TASK DESCRIPTION
Show each line of the data below that has the string "disappointed" in it.

====

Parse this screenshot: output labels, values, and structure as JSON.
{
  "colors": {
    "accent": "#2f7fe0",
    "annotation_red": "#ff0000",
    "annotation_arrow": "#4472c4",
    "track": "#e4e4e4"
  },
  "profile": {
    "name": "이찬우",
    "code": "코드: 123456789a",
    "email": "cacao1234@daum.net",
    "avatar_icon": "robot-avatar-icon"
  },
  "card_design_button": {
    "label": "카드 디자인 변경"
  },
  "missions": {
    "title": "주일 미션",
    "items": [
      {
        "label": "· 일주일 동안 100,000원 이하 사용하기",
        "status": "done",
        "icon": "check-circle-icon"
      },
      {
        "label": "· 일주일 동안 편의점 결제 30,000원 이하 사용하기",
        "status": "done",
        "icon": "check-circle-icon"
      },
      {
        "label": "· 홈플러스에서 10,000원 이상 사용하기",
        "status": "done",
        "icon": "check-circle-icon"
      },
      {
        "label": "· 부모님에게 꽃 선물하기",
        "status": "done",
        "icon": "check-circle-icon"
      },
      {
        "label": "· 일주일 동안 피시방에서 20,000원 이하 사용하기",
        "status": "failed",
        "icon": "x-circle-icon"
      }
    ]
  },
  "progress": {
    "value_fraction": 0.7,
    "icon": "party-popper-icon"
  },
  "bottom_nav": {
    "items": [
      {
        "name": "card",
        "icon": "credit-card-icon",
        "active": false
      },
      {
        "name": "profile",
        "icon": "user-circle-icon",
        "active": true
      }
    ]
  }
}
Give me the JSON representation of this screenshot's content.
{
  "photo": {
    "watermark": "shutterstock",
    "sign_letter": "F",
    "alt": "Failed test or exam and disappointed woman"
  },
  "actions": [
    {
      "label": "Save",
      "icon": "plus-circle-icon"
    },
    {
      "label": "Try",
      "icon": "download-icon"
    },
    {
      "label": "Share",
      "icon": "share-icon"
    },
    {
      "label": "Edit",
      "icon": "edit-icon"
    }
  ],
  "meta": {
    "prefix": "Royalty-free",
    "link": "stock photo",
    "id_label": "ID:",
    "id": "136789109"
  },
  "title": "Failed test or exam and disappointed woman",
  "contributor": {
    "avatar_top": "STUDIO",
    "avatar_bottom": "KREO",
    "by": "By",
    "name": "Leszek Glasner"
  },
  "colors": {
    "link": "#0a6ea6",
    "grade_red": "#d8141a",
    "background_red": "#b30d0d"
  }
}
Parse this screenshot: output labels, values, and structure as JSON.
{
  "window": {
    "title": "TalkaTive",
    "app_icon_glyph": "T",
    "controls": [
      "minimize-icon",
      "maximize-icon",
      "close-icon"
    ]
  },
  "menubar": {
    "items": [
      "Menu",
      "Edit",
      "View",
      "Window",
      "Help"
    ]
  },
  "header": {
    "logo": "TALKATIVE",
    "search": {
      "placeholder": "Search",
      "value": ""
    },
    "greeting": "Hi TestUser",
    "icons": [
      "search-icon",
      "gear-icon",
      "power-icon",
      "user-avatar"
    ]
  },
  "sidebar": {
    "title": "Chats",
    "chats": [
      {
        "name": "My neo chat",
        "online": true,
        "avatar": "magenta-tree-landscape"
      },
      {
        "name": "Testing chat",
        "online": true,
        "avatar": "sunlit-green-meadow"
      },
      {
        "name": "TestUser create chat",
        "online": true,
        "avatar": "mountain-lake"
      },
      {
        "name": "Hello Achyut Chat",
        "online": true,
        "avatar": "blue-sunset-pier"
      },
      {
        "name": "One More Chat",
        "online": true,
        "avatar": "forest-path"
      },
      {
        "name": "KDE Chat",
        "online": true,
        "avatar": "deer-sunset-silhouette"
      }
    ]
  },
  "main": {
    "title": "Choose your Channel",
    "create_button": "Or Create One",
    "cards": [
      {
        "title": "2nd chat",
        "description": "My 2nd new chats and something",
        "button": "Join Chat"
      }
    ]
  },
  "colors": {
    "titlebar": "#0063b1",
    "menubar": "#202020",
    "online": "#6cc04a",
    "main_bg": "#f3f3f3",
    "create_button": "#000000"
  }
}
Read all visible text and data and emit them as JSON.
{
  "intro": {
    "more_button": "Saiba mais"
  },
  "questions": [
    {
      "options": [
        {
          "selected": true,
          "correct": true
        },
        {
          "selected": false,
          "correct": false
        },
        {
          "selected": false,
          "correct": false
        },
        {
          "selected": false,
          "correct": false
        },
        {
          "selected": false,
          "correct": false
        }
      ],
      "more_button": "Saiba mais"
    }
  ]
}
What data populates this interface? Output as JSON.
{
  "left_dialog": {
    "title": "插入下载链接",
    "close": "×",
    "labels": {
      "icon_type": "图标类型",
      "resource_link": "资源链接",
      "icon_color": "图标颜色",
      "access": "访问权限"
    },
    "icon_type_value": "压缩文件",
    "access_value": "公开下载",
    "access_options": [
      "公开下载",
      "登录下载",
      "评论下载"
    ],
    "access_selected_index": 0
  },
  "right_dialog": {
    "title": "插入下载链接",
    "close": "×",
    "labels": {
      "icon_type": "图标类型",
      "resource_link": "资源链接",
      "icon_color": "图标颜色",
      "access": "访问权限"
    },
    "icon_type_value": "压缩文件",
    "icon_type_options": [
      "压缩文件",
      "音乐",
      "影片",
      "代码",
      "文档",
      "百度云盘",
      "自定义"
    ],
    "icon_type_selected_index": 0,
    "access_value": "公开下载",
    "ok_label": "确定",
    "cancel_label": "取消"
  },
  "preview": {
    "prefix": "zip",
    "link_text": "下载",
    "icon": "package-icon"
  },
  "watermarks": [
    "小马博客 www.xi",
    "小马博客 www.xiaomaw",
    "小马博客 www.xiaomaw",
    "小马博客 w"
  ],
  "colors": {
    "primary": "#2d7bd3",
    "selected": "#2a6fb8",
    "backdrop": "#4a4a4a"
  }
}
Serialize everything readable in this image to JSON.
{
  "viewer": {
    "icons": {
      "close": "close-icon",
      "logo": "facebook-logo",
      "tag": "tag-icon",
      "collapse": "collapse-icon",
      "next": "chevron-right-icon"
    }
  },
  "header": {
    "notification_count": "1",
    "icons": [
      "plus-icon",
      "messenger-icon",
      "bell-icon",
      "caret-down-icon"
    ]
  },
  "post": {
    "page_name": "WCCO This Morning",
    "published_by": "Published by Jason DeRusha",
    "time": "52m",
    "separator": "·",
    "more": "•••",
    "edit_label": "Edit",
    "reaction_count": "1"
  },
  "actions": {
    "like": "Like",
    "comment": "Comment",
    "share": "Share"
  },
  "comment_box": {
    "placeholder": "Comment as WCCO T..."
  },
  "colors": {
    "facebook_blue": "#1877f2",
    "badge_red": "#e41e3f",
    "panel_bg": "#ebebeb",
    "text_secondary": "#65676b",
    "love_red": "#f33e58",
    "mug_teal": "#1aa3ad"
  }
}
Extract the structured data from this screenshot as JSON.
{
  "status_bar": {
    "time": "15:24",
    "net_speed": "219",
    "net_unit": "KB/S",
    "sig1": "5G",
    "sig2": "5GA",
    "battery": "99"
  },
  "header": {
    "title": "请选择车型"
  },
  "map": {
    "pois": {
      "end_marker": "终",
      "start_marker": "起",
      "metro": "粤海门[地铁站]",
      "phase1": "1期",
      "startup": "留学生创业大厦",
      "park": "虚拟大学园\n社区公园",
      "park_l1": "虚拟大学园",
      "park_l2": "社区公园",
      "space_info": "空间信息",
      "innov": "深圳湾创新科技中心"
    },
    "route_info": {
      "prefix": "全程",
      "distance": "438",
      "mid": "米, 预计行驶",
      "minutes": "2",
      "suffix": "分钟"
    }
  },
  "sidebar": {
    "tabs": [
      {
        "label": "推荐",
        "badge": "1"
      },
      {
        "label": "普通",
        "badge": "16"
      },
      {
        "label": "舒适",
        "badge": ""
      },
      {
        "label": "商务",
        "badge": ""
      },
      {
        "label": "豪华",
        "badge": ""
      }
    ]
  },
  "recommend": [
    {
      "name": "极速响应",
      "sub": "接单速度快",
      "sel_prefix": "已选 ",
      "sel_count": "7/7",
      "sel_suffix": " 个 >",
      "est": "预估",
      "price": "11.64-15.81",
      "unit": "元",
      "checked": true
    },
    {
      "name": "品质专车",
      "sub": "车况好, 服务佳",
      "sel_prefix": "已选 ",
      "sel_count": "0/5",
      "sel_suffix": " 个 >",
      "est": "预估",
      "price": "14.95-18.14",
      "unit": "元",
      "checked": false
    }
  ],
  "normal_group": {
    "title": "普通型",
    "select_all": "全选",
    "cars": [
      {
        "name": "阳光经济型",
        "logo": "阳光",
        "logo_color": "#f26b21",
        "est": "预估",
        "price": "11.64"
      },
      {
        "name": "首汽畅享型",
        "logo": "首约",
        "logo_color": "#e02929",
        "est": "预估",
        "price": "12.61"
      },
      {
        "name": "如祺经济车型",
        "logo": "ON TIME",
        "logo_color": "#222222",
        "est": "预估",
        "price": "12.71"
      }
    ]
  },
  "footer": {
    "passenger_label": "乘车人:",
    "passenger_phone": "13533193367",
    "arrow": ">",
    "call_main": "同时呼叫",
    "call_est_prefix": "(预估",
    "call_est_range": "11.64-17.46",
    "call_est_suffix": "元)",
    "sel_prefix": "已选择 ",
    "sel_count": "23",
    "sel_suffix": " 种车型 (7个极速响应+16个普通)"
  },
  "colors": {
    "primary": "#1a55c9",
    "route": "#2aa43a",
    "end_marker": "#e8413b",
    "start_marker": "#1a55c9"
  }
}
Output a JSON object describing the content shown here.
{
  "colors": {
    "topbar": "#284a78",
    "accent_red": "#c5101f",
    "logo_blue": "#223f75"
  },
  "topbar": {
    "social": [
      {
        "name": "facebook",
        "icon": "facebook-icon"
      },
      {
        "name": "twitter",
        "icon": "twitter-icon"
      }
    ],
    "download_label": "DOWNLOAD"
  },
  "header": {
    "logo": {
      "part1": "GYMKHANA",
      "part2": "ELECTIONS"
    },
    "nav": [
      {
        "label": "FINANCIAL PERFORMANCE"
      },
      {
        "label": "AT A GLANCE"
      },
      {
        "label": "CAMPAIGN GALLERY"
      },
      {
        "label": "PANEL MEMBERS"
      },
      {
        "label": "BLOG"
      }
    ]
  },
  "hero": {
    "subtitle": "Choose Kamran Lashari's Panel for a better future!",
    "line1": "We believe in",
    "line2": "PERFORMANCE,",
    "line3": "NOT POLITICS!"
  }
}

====

ANSWER TO THIS PROBLEM
    "alt": "Failed test or exam and disappointed woman"
  "title": "Failed test or exam and disappointed woman",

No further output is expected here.